    Dogs are in our pounds because Humans dont understand their dogs and what they are trying to tell them! Humans don’t understand that their dog is urinating all over the house because it has a UTI or Bladder infections caused by the crap food they are feeding or they have a loose stool because they change dog food like they change their underwear. The humans don’t understand that the dog is chewing their shoes or couch pillows because they haven’t provided any bones or toys for the dog to occupy its time or they don’t walk the dog or give it the opportunity to burn off excess energy. The humans don’t understand that their dog is nervous and bites visitors and or family members because they do not have a crate or a safe place for the pet to go to get away from the tings that make it nervous. I believe Gisele had an article on here about a girl and her Great Dane that was showing unwanted behavior and she i believe used some of Cesar’s methods and a crate and the dog transformed to a perfectly happy family pet again! 9/10 it is the fault of the humans ignorance that lands these dogs in shelters it isn’t the dog and it isn’t Cesar Milan. But again we all have and are entitled to our own opinions.

  5. Thank you for the post and the responses. I thought it was very appropriate that Bart’s pictures were included in this post. Since we brought him home, my husband and I have struggled to help Bart adapt to a safe environment. Unfortunately, this has been harder than we expected. Just last week, I had to confess to Gisele that the reason that Bart and I did not make it to the Earth Day gathering was because Bart refused to get out of the car once we got to Lake Eola. I knew that I could call for help, but realized I didn’t have Gisele’s number with me (yes, I felt pretty foolish). As disappointed as I was about Bart’s behavior last week, I knew that I also needed to keep in mind how much progress we have made since September. When we first brought him home, Bart refused to leave the apartment and ran away from the neighbors. Now, he loves to go outside and actually plays with some of our neighbors (though he does like their dogs better). We still struggle through the walks, but I insist that we take one every day. He is very demanding in his wants and barks a lot to get our attention. However, we have found ways to reduce this by putting him in another room for about 10 minutes, and he will often stop barking when I just ask “Do you want to go into time out?” Bart and I still have a long way to go in reducing his fears, getting him to stop chewing up things other than his toys, and improving his socialization with people and small dogs. However, I know that with a lot of patience and persistence, he will learn to be a very well-adjusted dog. Thank you all for providing the support that will help us.

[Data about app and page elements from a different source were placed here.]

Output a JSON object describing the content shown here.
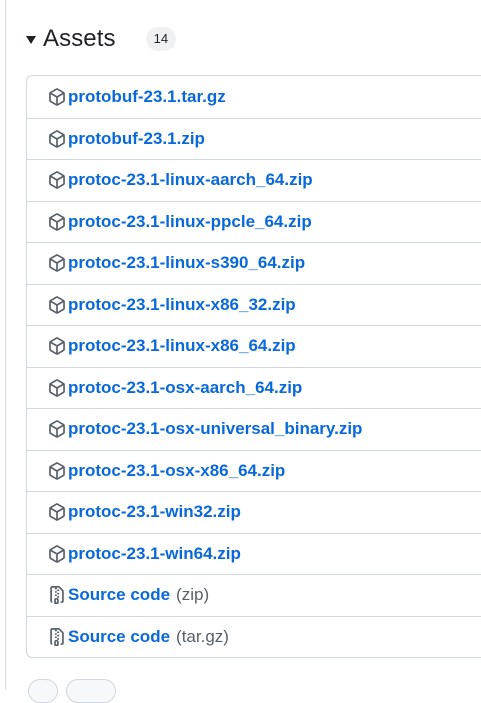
{
  "assets": {
    "title": "Assets",
    "count": "14",
    "items": [
      {
        "icon": "package-icon",
        "name": "protobuf-23.1.tar.gz"
      },
      {
        "icon": "package-icon",
        "name": "protobuf-23.1.zip"
      },
      {
        "icon": "package-icon",
        "name": "protoc-23.1-linux-aarch_64.zip"
      },
      {
        "icon": "package-icon",
        "name": "protoc-23.1-linux-ppcle_64.zip"
      },
      {
        "icon": "package-icon",
        "name": "protoc-23.1-linux-s390_64.zip"
      },
      {
        "icon": "package-icon",
        "name": "protoc-23.1-linux-x86_32.zip"
      },
      {
        "icon": "package-icon",
        "name": "protoc-23.1-linux-x86_64.zip"
      },
      {
        "icon": "package-icon",
        "name": "protoc-23.1-osx-aarch_64.zip"
      },
      {
        "icon": "package-icon",
        "name": "protoc-23.1-osx-universal_binary.zip"
      },
      {
        "icon": "package-icon",
        "name": "protoc-23.1-osx-x86_64.zip"
      },
      {
        "icon": "package-icon",
        "name": "protoc-23.1-win32.zip"
      },
      {
        "icon": "package-icon",
        "name": "protoc-23.1-win64.zip"
      },
      {
        "icon": "file-zip-icon",
        "name": "Source code",
        "suffix": "(zip)"
      },
      {
        "icon": "file-zip-icon",
        "name": "Source code",
        "suffix": "(tar.gz)"
      }
    ]
  },
  "colors": {
    "link": "#0969da",
    "border": "#d0d7de",
    "muted": "#57606a"
  }
}
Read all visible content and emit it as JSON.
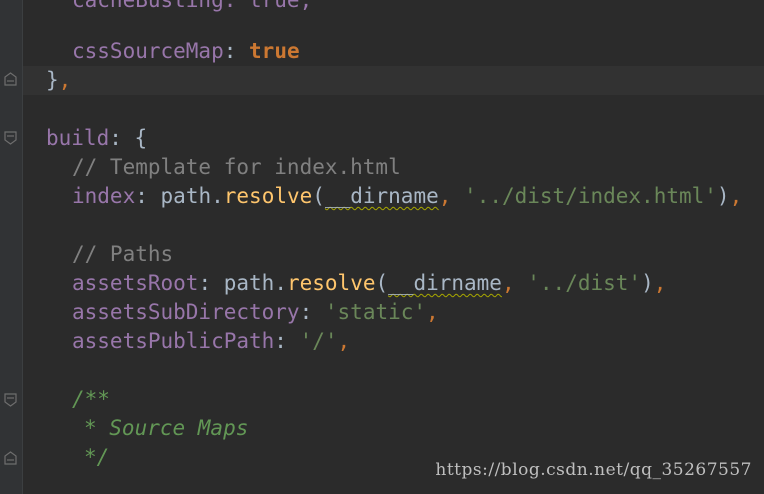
{
  "colors": {
    "background": "#2b2b2b",
    "gutter": "#313335",
    "keyword": "#cc7832",
    "property": "#9876aa",
    "function": "#ffc66d",
    "string": "#6a8759",
    "comment": "#808080",
    "doc_comment": "#629755",
    "text": "#a9b7c6"
  },
  "code": {
    "line_top_cut": "cacheBusting: true,",
    "css_source_map_key": "cssSourceMap",
    "colon": ":",
    "true_value": "true",
    "close_brace": "}",
    "comma": ",",
    "build_key": "build",
    "open_brace": "{",
    "comment_template": "// Template for index.html",
    "index_key": "index",
    "path_obj": "path",
    "dot": ".",
    "resolve_fn": "resolve",
    "open_paren": "(",
    "dirname": "__dirname",
    "index_path": "'../dist/index.html'",
    "close_paren": ")",
    "comment_paths": "// Paths",
    "assets_root_key": "assetsRoot",
    "dist_path": "'../dist'",
    "assets_sub_key": "assetsSubDirectory",
    "static_value": "'static'",
    "assets_public_key": "assetsPublicPath",
    "slash_value": "'/'",
    "doc_open": "/**",
    "doc_source_maps": "* Source Maps",
    "doc_close": "*/"
  },
  "watermark": "https://blog.csdn.net/qq_35267557"
}
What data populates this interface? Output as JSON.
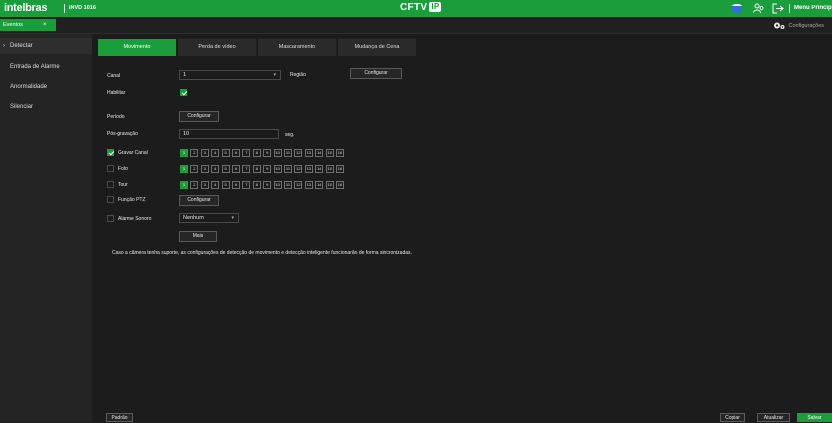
{
  "header": {
    "logo": "intelbras",
    "model": "iNVD 1016",
    "center_title": "CFTV",
    "center_badge": "IP",
    "menu_label": "Menu Principal"
  },
  "tabbar": {
    "tab_label": "Eventos",
    "tab_close": "×",
    "config_label": "Configurações"
  },
  "sidebar": {
    "items": [
      {
        "label": "Detectar",
        "active": true
      },
      {
        "label": "Entrada de Alarme"
      },
      {
        "label": "Anormalidade"
      },
      {
        "label": "Silenciar"
      }
    ]
  },
  "tabs": [
    {
      "label": "Movimento",
      "active": true
    },
    {
      "label": "Perda de vídeo"
    },
    {
      "label": "Mascaramento"
    },
    {
      "label": "Mudança de Cena"
    }
  ],
  "form": {
    "canal_label": "Canal",
    "canal_value": "1",
    "regiao_label": "Região",
    "regiao_button": "Configurar",
    "habilitar_label": "Habilitar",
    "habilitar_checked": true,
    "periodo_label": "Período",
    "periodo_button": "Configurar",
    "pos_label": "Pós-gravação",
    "pos_value": "10",
    "pos_unit": "seg.",
    "gravar_label": "Gravar Canal",
    "gravar_checked": true,
    "foto_label": "Foto",
    "tour_label": "Tour",
    "ptz_label": "Função PTZ",
    "ptz_button": "Configurar",
    "alarme_label": "Alarme Sonoro",
    "alarme_value": "Nenhum",
    "mais_button": "Mais",
    "note": "Caso a câmera tenha suporte, as configurações de detecção de movimento e detecção inteligente funcionarão de forma sincronizadas."
  },
  "channels": [
    "1",
    "2",
    "3",
    "4",
    "5",
    "6",
    "7",
    "8",
    "9",
    "10",
    "11",
    "12",
    "13",
    "14",
    "15",
    "16"
  ],
  "footer": {
    "padrao": "Padrão",
    "copiar": "Copiar",
    "atualizar": "Atualizar",
    "salvar": "Salvar"
  },
  "colors": {
    "accent": "#1a9e3c",
    "background": "#1c1c1c"
  }
}
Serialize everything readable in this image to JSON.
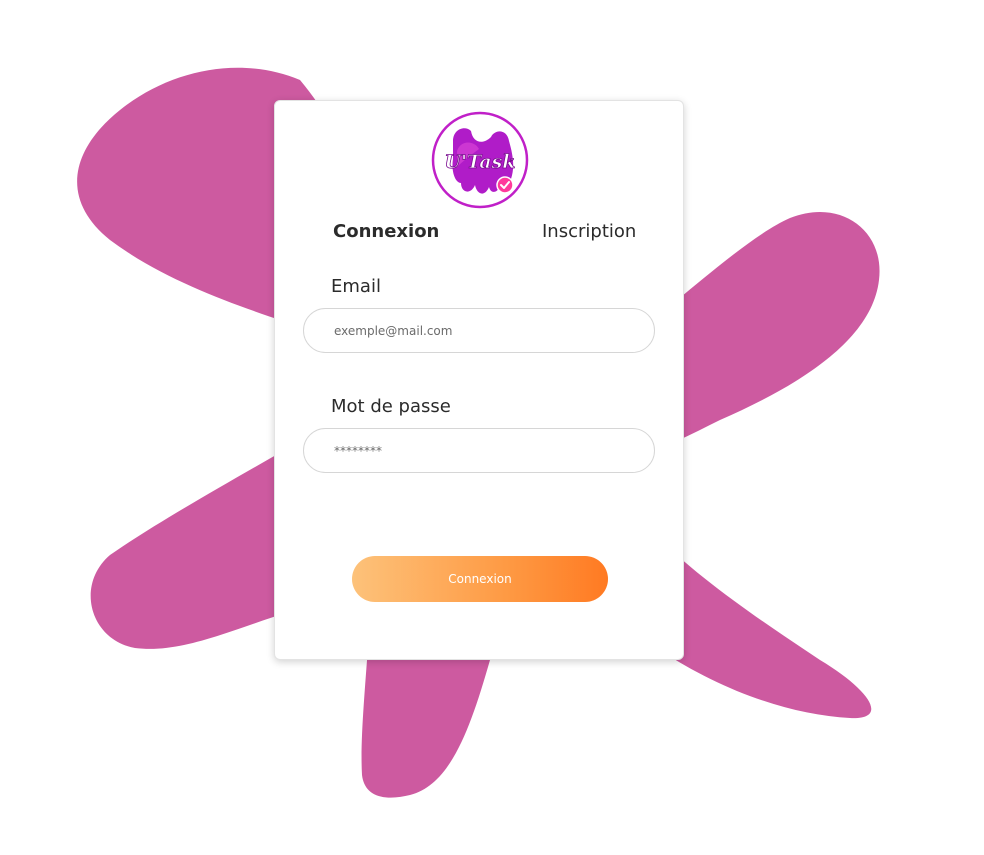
{
  "logo": {
    "text": "U'Task"
  },
  "tabs": {
    "login": "Connexion",
    "register": "Inscription"
  },
  "form": {
    "email_label": "Email",
    "email_placeholder": "exemple@mail.com",
    "password_label": "Mot de passe",
    "password_placeholder": "********",
    "submit_label": "Connexion"
  },
  "colors": {
    "blob": "#cd5aa0",
    "button_start": "#fdc27a",
    "button_end": "#ff7a22",
    "logo_ring": "#c020c8"
  }
}
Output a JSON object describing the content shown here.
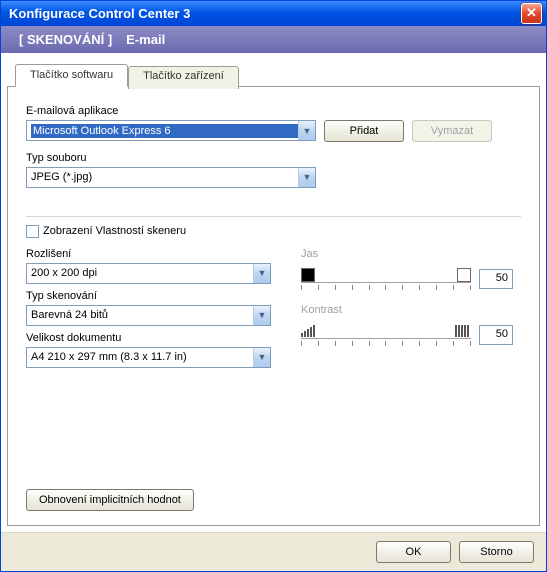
{
  "window": {
    "title": "Konfigurace Control Center 3"
  },
  "breadcrumb": {
    "section": "[  SKENOVÁNÍ  ]",
    "sub": "E-mail"
  },
  "tabs": [
    {
      "label": "Tlačítko softwaru",
      "active": true
    },
    {
      "label": "Tlačítko zařízení",
      "active": false
    }
  ],
  "email_app": {
    "label": "E-mailová aplikace",
    "value": "Microsoft Outlook Express 6",
    "add_btn": "Přidat",
    "delete_btn": "Vymazat"
  },
  "file_type": {
    "label": "Typ souboru",
    "value": "JPEG (*.jpg)"
  },
  "scanner_props_checkbox": "Zobrazení Vlastností skeneru",
  "resolution": {
    "label": "Rozlišení",
    "value": "200 x 200 dpi"
  },
  "scan_type": {
    "label": "Typ skenování",
    "value": "Barevná 24 bitů"
  },
  "doc_size": {
    "label": "Velikost dokumentu",
    "value": "A4 210 x 297 mm (8.3 x 11.7 in)"
  },
  "brightness": {
    "label": "Jas",
    "value": "50"
  },
  "contrast": {
    "label": "Kontrast",
    "value": "50"
  },
  "restore_btn": "Obnovení implicitních hodnot",
  "footer": {
    "ok": "OK",
    "cancel": "Storno"
  }
}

Leave a Reply

This site uses Akismet to reduce spam. Learn how your comment data is processed.


Get every new post on this blog delivered to your Inbox.

Join other followers:

%d bloggers like this: